Roper said that CodeRed will also have public benefit beyond its use as an emergency management tool. Roper sees the new software improving communications between Clarke County government and its citizens.
“In addition to the ‘emergency ‘ aspect of this system, we hope to be better able to communicate with folks regarding non-emergency issues,” Roper said. “For example, being able to notify large numbers of selected people about a meeting, or concerning a planned event, that sort of thing. Once we have the lists created, I think the possibilities are almost endless.”
The new CodeRed software will replace the County’s emergency notification system. Hess says that CodeRed was selected because of its ease of use and that it met the Sheriff’s Department’s requirements.
The existing emergency notification system, which has been utilized approximately four times, came under some criticism when it was activated last year to help locate an elderly citizen that had wandered away from her residence. When the automated emergency call was placed, some citizens ignored the call because the caller identification number transmitted with the call did not identify the call as coming from the Sheriff’s Department.
Several residents said in the days following the elderly residents safe recover that they had assumed the call was from a telemarketing firm and didn’t answer it.
Hess said that when grant funding for the existing emergency notification system ran out the decision was made to purchase a new system that better met the needs of the community. But unlike the old system, the CodeRed software is being funded with Clarke County taxpayer dollars. The total price for three years will run the County $38K which includes a database of Clarke County streets and the $9K Weather Warning Service option.
Clarke County purchasing officer Mike Legge said that the County utilized General Services Administration (GSA) contract for the purchase.

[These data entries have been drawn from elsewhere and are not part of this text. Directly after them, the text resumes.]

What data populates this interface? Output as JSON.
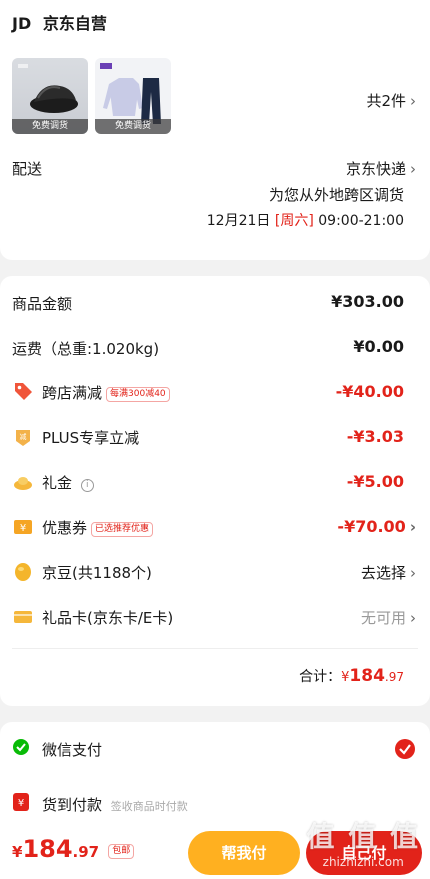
{
  "shop": {
    "logo": "JD",
    "name": "京东自营"
  },
  "products": [
    {
      "tag": "免费调货"
    },
    {
      "tag": "免费调货"
    }
  ],
  "products_count": "共2件",
  "delivery": {
    "label": "配送",
    "method": "京东快递",
    "note": "为您从外地跨区调货",
    "date": "12月21日",
    "weekday": "[周六]",
    "time": "09:00-21:00"
  },
  "summary": {
    "goods_label": "商品金额",
    "goods_value": "¥303.00",
    "freight_label": "运费（总重:1.020kg)",
    "freight_value": "¥0.00",
    "cross_label": "跨店满减",
    "cross_badge": "每满300减40",
    "cross_value": "-¥40.00",
    "plus_label": "PLUS专享立减",
    "plus_value": "-¥3.03",
    "gift_label": "礼金",
    "gift_value": "-¥5.00",
    "coupon_label": "优惠券",
    "coupon_badge": "已选推荐优惠",
    "coupon_value": "-¥70.00",
    "bean_label": "京豆(共1188个)",
    "bean_value": "去选择",
    "card_label": "礼品卡(京东卡/E卡)",
    "card_value": "无可用",
    "total_label": "合计：",
    "total_symbol": "¥",
    "total_int": "184",
    "total_dec": ".97"
  },
  "payment": {
    "wechat_label": "微信支付",
    "cod_label": "货到付款",
    "cod_note": "签收商品时付款"
  },
  "bottom": {
    "symbol": "¥",
    "int": "184",
    "dec": ".97",
    "badge": "包邮",
    "help_label": "帮我付",
    "self_label": "自己付"
  },
  "watermark": {
    "text": "值 值 值",
    "url": "zhizhizhi.com"
  },
  "colors": {
    "accent_red": "#e2231a",
    "wechat_green": "#09bb07",
    "help_yellow": "#ffb020"
  }
}
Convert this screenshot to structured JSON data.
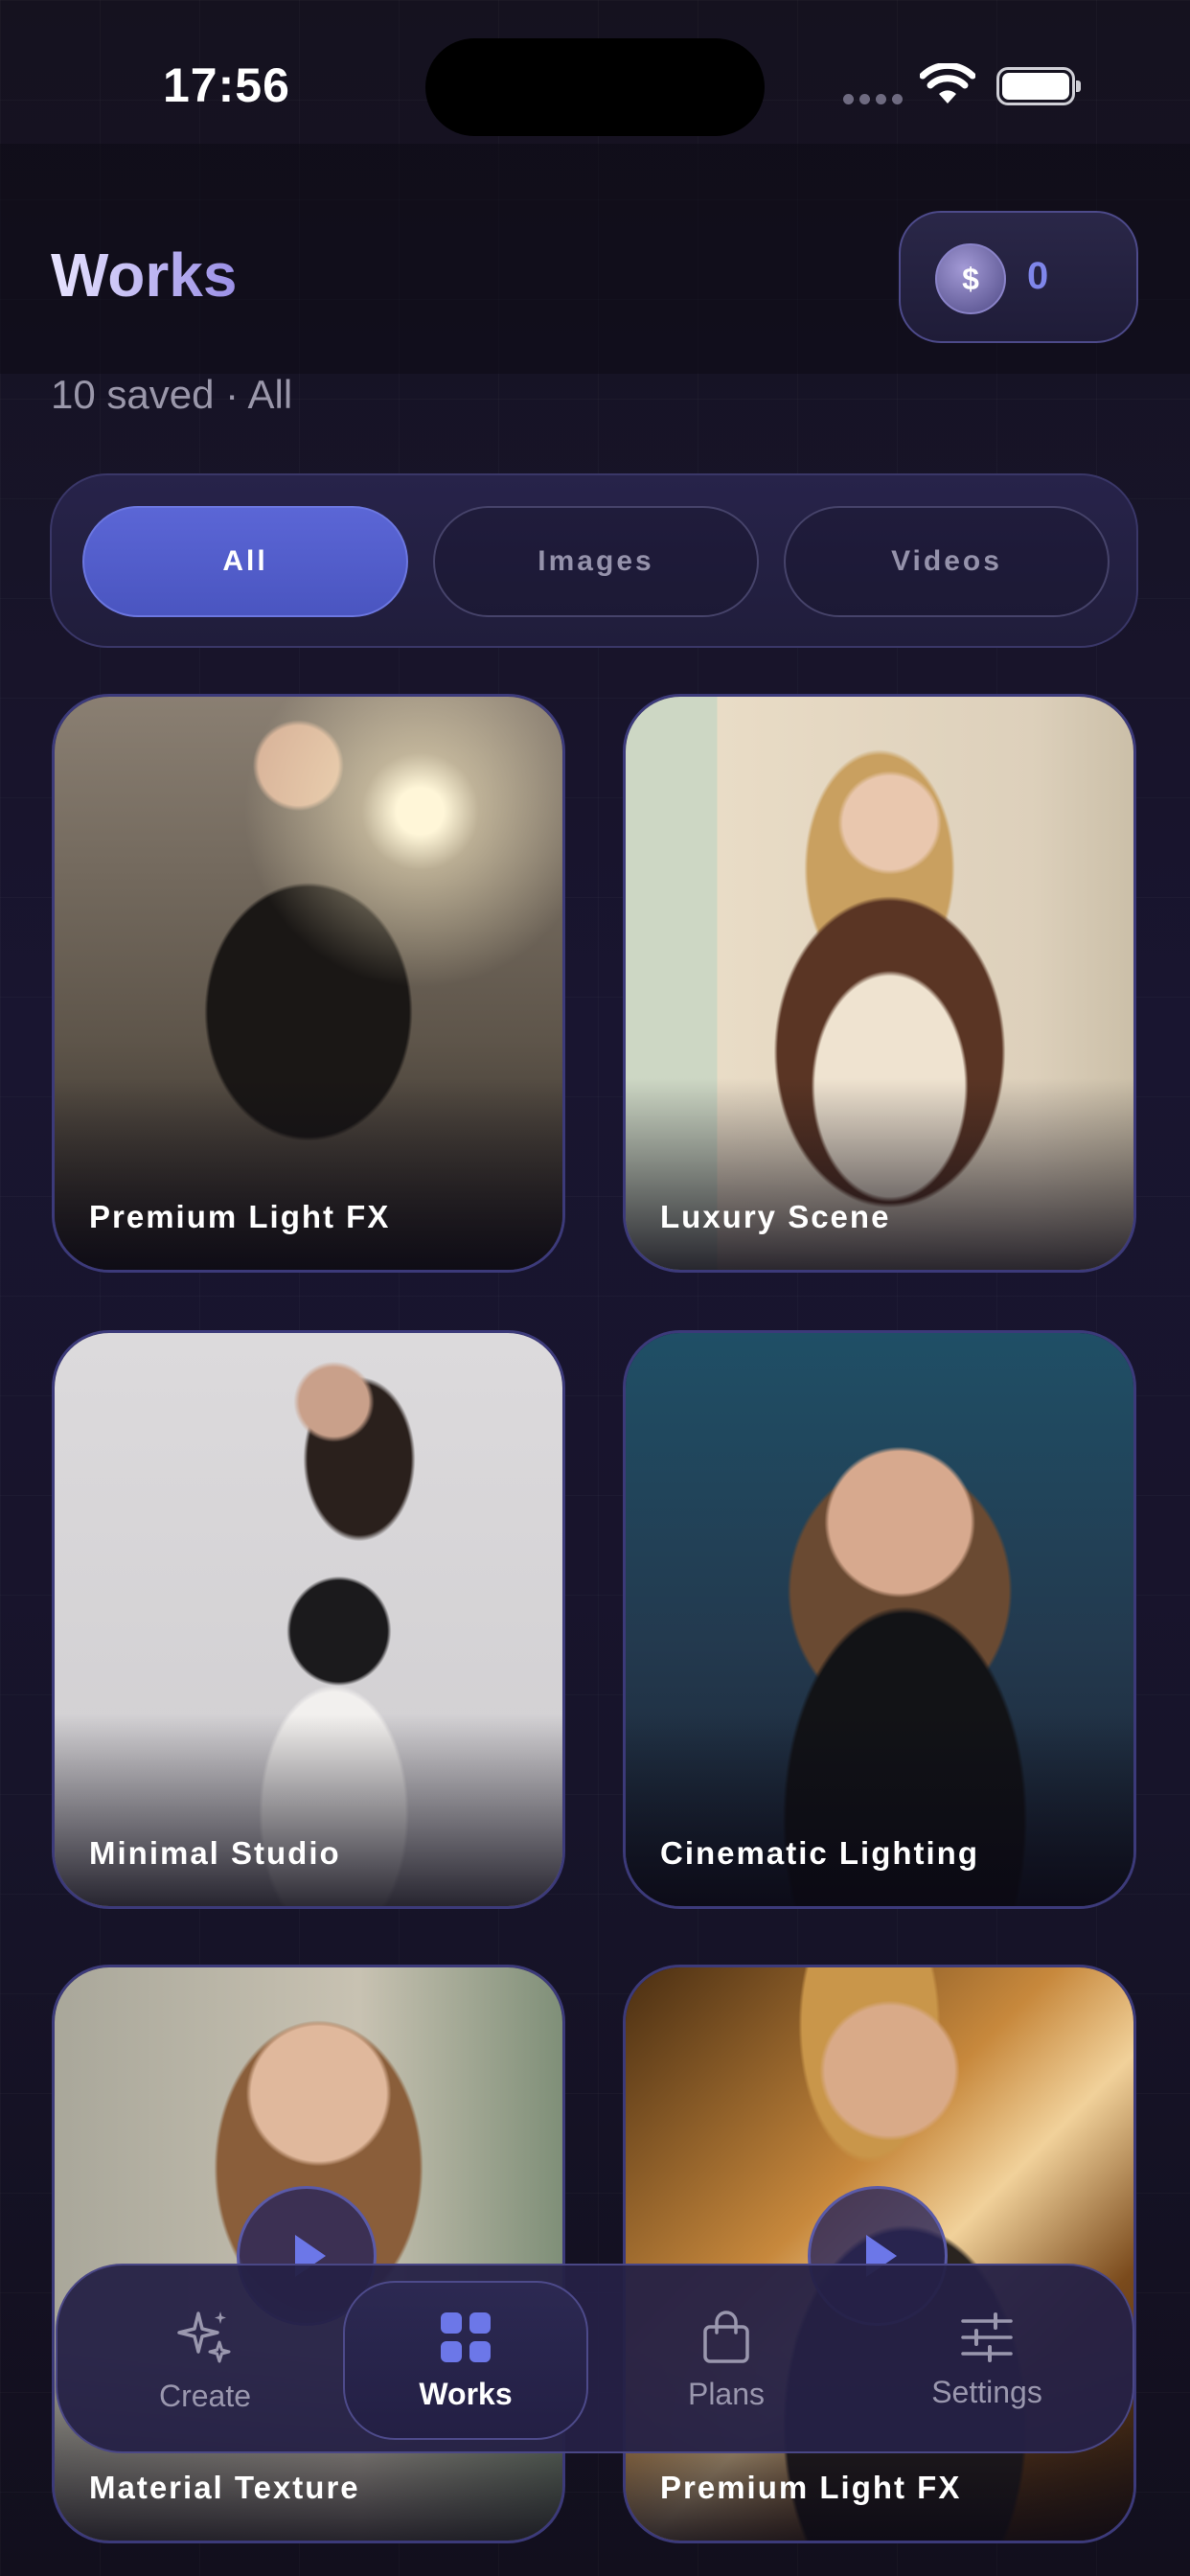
{
  "status_bar": {
    "time": "17:56"
  },
  "header": {
    "title": "Works",
    "coins": {
      "symbol": "$",
      "count": "0"
    },
    "subtitle": "10 saved · All"
  },
  "filters": [
    {
      "label": "All",
      "active": true
    },
    {
      "label": "Images",
      "active": false
    },
    {
      "label": "Videos",
      "active": false
    }
  ],
  "works": [
    {
      "label": "Premium Light FX",
      "type": "image"
    },
    {
      "label": "Luxury Scene",
      "type": "image"
    },
    {
      "label": "Minimal Studio",
      "type": "image"
    },
    {
      "label": "Cinematic Lighting",
      "type": "image"
    },
    {
      "label": "Material Texture",
      "type": "video"
    },
    {
      "label": "Premium Light FX",
      "type": "video"
    }
  ],
  "tab_bar": {
    "items": [
      {
        "label": "Create",
        "icon": "sparkles-icon",
        "active": false
      },
      {
        "label": "Works",
        "icon": "grid-icon",
        "active": true
      },
      {
        "label": "Plans",
        "icon": "bag-icon",
        "active": false
      },
      {
        "label": "Settings",
        "icon": "sliders-icon",
        "active": false
      }
    ]
  },
  "colors": {
    "accent": "#5b66d6",
    "background": "#17142a",
    "card_border": "#3c3a7a"
  }
}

Hess said that while the CodeRed has many features that can benefit Clarke County residents, people who rely on non-traditional communication technologies like cellphones and voice-over-internet-protocol (VOIP) will need to “opt-in” by notifying the system on their preference information.
“It is very important for everyone to sign up just to make sure they are in the database,” Hess said. “While ECN uses public record to get phone information and we have submitted our 911 database that we get through Verizon, many people have opted to not have a hardline/Verizon home phone any longer. If residents use VOIP, cell phones or any phone service provider they will likely not get any emergency notifications. Also there will be a way to opt out of getting any phone calls at all. As soon as we have that mechanism in place we will put that information out.”
Hess said that citizens who “opt-in” beyond standard landline service will have several additional options, including automatic notifications from the National Weather Service in the event of impending weather events.
“In order to receive the weather alerts you have to sign up using the link on the County web page,” Hess said. “CodeRed will let you get alerts on three types of weather situations – tornados, floods or severe thunder storms. You will get these alerts only if the physical address you have entered is in the path of the impending weather. The information is transmitted just after the National Weather Service issues the warnings.”
Hess said that many jurisdictions across the country use the CodeRed system including Madison County, Virginia.
But despite CodeRed’s many technological bells and whistles, Sheriff Roper said that citizens who haven’t moved down the digital highway quite as quickly as others won’t be left alone in the event of a pending problem.
“The CodeRed system allows a great deal of flexibility in a time where people get information in many different ways from many sources,” said Sheriff Roper. “We recognize, however, that a certain population will still want to get only a telephone call at a home number, and that is perfectly acceptable.”